Even those who progress to adulthood, with a little more savvy and educational bent than their socially inept peers, tend to perpetuate societies inherent lack of realism. We have a tendency to live in a world which is governed by theory, business modeling and what if calculus. We allow and actively encourage decision-making by people who evidence their argument or theory upon the reasearch and theoretical assumption of preceding academics and theorists. This is nowhere more evident than within the public sector and, all this is before you even start to consider the impacts of society’s media lead expectations and contrived emotions.
Our working lives are filled with a never-ending think tank of what can often only be refered to as pie in the sky thinking. A methodology whereby all the solutions to all the problems are brainstormed and developed by airheads without cognisance of reality. People who have spent their childhood, and much of their limited adult life, in a cocoon of virtual electronic simulation and stimulation, that or comfortable seats of learning swallowing a constant diet of theory after theory. Perhaps if they came down from their virtual cloud of blue sky thinking once in a while, they might actually understand the realities and consequences of their actions. Who knows, they may even learn how to converse with the more realistic mortals?
As a society, we are all responsible for the theft of reality. We can deny the charge as vociferously and for as long as we like however the fact remains; until we admit our wrong doings, repent for our failings and make changes to reverse these trends things will only get worse.
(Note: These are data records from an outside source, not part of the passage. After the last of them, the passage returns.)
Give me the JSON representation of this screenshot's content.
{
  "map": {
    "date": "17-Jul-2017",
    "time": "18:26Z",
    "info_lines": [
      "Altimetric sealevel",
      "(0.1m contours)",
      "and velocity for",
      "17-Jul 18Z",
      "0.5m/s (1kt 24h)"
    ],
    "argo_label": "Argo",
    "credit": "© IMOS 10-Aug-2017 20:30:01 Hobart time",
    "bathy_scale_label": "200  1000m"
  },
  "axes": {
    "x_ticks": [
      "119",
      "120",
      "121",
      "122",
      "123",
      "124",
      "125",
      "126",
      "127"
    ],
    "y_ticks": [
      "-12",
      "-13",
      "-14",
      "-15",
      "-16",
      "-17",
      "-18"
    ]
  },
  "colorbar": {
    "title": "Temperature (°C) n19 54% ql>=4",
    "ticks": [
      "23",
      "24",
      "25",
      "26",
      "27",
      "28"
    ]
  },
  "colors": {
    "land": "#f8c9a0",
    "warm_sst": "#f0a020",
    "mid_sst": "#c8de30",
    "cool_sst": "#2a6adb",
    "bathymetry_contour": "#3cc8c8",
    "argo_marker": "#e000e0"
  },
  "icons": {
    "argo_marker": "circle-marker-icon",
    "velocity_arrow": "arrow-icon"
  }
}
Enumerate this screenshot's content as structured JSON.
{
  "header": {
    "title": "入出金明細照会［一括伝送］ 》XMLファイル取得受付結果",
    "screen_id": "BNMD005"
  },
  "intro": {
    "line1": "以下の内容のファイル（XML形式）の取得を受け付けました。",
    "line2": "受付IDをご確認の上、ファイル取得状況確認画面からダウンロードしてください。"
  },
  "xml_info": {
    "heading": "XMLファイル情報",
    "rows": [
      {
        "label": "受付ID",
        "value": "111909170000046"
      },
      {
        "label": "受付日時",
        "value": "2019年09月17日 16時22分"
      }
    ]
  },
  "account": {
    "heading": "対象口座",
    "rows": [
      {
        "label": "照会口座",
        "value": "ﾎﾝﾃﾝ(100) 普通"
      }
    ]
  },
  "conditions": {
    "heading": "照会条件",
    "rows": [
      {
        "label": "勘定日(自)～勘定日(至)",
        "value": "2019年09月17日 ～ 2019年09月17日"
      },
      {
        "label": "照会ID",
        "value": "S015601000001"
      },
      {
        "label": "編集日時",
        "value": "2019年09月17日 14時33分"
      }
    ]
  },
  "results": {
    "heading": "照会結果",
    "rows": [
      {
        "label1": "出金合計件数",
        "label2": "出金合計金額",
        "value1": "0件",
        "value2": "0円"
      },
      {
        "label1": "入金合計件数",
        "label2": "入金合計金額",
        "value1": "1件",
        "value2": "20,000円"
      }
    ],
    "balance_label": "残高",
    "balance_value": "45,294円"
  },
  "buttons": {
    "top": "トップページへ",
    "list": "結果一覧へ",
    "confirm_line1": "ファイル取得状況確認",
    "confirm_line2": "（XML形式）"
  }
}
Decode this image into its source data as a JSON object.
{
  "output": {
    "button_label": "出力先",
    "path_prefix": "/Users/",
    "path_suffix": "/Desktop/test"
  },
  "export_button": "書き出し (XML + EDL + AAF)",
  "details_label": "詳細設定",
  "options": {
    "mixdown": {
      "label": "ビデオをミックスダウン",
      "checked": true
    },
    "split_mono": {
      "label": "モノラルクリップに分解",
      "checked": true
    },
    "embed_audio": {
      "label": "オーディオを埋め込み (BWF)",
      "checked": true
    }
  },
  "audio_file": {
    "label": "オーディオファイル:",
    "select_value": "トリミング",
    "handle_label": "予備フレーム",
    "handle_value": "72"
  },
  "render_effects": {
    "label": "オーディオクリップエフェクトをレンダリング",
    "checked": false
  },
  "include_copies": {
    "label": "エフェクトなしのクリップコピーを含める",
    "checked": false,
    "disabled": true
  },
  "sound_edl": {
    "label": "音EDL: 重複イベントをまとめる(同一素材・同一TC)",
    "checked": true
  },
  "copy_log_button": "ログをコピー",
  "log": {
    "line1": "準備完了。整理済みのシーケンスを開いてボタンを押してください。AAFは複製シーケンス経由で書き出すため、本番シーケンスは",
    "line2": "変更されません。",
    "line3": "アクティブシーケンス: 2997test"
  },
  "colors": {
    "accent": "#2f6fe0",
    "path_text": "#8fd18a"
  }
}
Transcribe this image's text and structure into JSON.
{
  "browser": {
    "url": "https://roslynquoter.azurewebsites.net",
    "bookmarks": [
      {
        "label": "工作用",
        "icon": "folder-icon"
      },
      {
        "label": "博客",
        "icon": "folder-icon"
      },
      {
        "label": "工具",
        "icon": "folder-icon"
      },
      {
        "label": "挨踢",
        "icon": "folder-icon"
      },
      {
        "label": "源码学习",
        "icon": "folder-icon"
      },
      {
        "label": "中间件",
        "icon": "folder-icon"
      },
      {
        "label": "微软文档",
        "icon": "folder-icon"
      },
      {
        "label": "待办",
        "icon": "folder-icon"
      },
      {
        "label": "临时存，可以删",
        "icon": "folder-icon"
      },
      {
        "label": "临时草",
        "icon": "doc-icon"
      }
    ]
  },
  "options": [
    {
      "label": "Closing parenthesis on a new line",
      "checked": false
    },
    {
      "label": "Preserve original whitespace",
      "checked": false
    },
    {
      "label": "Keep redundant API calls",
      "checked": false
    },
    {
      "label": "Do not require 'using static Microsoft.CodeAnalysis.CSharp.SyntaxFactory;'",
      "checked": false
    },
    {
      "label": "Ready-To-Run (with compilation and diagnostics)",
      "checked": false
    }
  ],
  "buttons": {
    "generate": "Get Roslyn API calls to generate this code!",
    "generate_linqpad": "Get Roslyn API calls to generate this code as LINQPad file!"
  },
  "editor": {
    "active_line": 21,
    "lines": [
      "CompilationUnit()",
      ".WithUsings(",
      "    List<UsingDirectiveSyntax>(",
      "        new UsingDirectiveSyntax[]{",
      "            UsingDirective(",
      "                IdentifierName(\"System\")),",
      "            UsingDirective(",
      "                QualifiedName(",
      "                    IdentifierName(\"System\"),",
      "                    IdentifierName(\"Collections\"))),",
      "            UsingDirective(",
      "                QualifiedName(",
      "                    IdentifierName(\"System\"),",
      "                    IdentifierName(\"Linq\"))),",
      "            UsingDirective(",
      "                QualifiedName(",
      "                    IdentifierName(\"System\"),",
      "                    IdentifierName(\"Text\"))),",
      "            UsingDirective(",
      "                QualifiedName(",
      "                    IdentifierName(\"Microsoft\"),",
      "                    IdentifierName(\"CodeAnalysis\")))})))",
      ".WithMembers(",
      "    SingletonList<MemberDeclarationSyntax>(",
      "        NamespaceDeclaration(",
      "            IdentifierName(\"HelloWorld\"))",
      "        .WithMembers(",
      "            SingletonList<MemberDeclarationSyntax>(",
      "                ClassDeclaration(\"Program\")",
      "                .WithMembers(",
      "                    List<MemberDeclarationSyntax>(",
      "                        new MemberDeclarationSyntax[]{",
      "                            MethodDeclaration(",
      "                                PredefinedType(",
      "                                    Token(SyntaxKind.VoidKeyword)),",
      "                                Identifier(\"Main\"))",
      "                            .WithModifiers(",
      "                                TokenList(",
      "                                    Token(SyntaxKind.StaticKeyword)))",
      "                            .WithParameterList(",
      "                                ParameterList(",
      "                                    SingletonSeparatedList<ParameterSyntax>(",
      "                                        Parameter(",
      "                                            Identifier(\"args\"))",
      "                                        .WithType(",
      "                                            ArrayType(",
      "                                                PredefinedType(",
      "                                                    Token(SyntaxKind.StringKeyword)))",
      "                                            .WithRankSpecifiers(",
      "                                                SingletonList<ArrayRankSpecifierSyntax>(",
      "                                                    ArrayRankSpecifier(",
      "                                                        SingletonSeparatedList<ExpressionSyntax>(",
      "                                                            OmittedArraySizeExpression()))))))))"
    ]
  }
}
We need to promote and build a more realistic hands on approach to understanding all the practicalities of life, in both social and business terms!
I wonder if the fact I once ate my sandwiches in a Tardis on Scarborough sea front (see here), would actually qualify me as a Time Lord? Or maybe just some nutty Professor heading back to his future. Either way, it was certainly a differing time and relative dimension in space!
- Are we living in a sci-fi future? (news.bbc.co.uk)
- Interesting Facts You May Not Have Known About the Toy Story Movies (techeblog.com)
- Apple iPad 2: 10 reasons to buy one (telegraph.co.uk)
- VIDEO: Sci-Fi… but not as you know it (bbc.co.uk)
- British Sci-Fi Is Better Than American Sci-Fi (wired.com)
2 thoughts on “Who stole all our reality?”
Commenting on our digital age in the Huffiington Post recently a contributor asked; How Much of Our Life Are We Living Through a Screen?
Max Weber wrote long and hard on this Dave. German around 1920. The iron cage of bureaucracy. In academe we ended-up with ‘procedures in place’ for everything, all copied from somewhere else. One day, to rescue a degree validation (wheeled in in a last-ditch attempt to provide academic credibility by my boss who hated me), I found myself defending the lack of a module on the learning organisation. My module of this name had been axed by an idiot colleague. I found myself saying that concepts of the learning organisation under-pinned the very philosophy and teaching methods of the programme and we did not now, as for the last ten years, teach it as a separate module. ‘Splendid’ said the moderator, bringing down his rubber stamp. Over a drink, he asked me how I could work with such guileless pisspots and showed me a dozen examples where they had failed to change areas of the course document to read University of Bolton not Portsmouth, where the dross was copied from.
The ‘new thinking’ is not even thought up, just copied. The classic area is ‘equal opportunities’. Given that agriculture is about 5% of world GDP, it’s a good guess that 90% of all ‘work’ is about nothing.
Another Weber classic is the iron law of oligarchy – in which a democratic party eventually stifles its own democratic free speech through its own rules.